# [Data listing]

----------------

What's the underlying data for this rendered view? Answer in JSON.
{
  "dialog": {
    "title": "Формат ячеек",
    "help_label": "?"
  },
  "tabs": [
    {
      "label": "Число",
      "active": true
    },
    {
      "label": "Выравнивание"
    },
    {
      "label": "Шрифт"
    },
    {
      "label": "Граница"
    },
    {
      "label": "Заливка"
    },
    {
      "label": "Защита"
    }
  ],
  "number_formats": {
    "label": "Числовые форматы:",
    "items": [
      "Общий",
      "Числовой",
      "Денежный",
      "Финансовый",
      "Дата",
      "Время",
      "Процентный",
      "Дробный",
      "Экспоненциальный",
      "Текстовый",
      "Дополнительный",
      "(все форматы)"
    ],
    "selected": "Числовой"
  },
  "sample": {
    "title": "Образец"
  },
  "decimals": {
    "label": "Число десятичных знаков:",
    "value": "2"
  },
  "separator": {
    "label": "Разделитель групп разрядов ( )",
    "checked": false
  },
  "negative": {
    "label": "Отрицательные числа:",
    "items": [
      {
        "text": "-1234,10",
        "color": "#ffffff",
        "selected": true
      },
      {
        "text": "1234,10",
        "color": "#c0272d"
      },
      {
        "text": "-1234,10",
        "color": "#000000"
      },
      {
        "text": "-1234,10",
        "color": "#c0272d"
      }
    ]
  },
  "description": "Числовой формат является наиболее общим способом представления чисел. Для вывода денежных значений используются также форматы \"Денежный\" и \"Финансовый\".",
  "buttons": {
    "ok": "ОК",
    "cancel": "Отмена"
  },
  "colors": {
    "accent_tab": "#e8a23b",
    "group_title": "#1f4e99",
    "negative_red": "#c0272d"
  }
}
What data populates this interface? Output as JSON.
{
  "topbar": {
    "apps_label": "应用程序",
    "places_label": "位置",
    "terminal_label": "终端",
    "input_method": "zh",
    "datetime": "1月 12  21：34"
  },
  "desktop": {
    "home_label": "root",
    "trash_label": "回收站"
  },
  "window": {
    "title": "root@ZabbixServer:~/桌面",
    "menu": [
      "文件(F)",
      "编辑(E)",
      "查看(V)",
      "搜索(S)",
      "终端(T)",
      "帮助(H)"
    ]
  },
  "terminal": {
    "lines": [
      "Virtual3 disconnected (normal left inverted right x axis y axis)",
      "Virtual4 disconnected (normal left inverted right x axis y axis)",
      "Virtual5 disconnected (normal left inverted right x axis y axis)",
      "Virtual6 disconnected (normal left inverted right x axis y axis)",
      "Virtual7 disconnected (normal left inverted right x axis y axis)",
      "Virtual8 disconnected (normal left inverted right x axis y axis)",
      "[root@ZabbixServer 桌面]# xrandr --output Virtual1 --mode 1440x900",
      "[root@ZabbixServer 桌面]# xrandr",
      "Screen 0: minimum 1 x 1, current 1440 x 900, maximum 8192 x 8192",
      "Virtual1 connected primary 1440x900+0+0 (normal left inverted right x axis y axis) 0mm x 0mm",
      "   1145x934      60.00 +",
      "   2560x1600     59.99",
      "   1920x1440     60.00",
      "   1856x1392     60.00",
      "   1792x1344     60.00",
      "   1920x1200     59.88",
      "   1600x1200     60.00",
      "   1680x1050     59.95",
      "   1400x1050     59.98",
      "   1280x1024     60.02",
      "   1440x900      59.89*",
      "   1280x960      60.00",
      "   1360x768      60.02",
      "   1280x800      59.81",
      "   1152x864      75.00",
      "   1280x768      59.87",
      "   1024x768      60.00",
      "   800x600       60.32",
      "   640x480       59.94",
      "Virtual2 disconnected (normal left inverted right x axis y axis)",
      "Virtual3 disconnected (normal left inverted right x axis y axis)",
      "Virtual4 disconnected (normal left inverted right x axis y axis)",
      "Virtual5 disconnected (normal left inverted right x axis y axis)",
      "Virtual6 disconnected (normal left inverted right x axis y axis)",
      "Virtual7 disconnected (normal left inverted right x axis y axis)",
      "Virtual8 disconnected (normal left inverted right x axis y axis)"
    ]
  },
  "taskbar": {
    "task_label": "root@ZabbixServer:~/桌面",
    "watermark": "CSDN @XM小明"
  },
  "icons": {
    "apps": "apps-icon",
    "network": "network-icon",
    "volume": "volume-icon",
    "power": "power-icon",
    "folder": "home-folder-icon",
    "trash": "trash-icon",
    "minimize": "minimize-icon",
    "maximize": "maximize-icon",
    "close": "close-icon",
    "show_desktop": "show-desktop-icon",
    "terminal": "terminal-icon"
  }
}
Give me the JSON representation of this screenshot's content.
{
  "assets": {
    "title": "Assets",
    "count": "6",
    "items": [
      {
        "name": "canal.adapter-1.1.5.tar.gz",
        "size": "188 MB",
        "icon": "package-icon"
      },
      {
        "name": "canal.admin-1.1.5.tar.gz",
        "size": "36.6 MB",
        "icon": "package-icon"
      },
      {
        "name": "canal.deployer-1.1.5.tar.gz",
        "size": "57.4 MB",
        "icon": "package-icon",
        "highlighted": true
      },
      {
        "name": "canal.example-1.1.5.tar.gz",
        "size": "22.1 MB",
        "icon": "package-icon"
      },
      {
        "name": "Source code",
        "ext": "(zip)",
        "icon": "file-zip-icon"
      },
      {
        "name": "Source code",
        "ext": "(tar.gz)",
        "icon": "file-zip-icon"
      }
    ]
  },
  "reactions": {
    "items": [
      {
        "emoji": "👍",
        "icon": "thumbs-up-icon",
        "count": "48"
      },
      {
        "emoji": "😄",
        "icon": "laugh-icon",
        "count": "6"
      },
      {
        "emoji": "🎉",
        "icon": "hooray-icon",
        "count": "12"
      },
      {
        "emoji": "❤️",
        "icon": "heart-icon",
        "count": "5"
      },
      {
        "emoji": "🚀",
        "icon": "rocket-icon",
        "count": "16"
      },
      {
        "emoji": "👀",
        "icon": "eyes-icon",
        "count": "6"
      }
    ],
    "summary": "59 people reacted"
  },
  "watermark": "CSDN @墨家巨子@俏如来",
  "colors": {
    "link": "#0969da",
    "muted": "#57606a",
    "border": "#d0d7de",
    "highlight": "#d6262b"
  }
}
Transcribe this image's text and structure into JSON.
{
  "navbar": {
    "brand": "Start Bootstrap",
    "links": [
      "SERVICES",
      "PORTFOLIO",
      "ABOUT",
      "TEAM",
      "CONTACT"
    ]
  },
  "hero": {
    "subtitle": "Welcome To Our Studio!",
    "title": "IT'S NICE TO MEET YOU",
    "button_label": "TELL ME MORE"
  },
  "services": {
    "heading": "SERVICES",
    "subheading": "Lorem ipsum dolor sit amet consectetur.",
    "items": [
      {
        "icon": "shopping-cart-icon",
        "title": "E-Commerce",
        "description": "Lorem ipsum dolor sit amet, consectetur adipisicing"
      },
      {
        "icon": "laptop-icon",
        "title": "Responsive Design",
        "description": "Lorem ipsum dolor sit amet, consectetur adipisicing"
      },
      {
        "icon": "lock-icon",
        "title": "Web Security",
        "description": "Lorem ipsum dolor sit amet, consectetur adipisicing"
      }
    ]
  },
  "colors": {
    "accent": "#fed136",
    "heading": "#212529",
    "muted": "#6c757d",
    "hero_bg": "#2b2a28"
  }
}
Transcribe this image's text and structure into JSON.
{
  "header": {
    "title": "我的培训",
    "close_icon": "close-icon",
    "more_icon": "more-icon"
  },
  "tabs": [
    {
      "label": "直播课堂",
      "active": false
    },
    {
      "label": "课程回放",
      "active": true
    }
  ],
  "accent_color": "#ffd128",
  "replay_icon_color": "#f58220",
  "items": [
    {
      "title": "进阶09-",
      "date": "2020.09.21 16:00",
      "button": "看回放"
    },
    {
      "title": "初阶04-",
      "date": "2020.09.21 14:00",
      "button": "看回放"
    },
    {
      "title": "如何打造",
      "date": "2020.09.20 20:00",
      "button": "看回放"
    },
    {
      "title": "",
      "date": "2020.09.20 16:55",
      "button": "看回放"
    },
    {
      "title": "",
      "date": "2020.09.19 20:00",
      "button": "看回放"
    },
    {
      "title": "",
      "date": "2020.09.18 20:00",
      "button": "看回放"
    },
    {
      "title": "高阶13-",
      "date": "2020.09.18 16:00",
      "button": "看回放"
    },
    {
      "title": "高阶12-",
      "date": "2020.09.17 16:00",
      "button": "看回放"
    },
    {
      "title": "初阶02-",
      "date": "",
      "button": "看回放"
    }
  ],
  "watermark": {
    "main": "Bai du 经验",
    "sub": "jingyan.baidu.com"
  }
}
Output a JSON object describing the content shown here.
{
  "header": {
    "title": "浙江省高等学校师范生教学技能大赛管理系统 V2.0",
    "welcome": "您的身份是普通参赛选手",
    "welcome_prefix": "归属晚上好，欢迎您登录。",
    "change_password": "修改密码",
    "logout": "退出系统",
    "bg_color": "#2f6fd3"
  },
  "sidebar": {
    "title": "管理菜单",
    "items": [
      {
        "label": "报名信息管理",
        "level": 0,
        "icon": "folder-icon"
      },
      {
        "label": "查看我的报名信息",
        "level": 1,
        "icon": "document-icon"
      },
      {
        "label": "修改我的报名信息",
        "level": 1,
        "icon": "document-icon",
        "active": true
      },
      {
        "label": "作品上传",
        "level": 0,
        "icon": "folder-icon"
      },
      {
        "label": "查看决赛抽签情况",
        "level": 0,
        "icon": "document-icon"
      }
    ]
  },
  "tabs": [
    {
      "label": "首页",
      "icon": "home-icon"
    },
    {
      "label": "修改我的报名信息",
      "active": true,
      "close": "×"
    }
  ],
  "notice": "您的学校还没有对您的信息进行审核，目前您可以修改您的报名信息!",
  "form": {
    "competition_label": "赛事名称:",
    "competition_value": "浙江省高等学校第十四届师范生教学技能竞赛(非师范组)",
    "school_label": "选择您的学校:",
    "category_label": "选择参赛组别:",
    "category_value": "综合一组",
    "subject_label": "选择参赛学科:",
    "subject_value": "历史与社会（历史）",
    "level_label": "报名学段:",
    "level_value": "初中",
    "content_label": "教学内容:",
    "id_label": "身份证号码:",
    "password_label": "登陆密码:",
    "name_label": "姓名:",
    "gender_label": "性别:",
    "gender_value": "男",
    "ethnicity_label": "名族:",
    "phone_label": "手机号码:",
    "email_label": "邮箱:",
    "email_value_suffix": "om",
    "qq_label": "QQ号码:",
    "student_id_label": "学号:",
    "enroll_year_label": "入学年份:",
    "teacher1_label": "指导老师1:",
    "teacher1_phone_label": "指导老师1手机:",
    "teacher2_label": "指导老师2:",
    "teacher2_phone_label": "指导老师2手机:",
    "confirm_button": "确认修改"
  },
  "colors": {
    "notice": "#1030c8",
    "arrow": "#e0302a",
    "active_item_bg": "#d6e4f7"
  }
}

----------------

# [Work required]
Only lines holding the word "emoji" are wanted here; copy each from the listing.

# [Solution to this problem]
        "emoji": "👍",
        "emoji": "😄",
        "emoji": "🎉",
        "emoji": "❤️",
        "emoji": "🚀",
        "emoji": "👀",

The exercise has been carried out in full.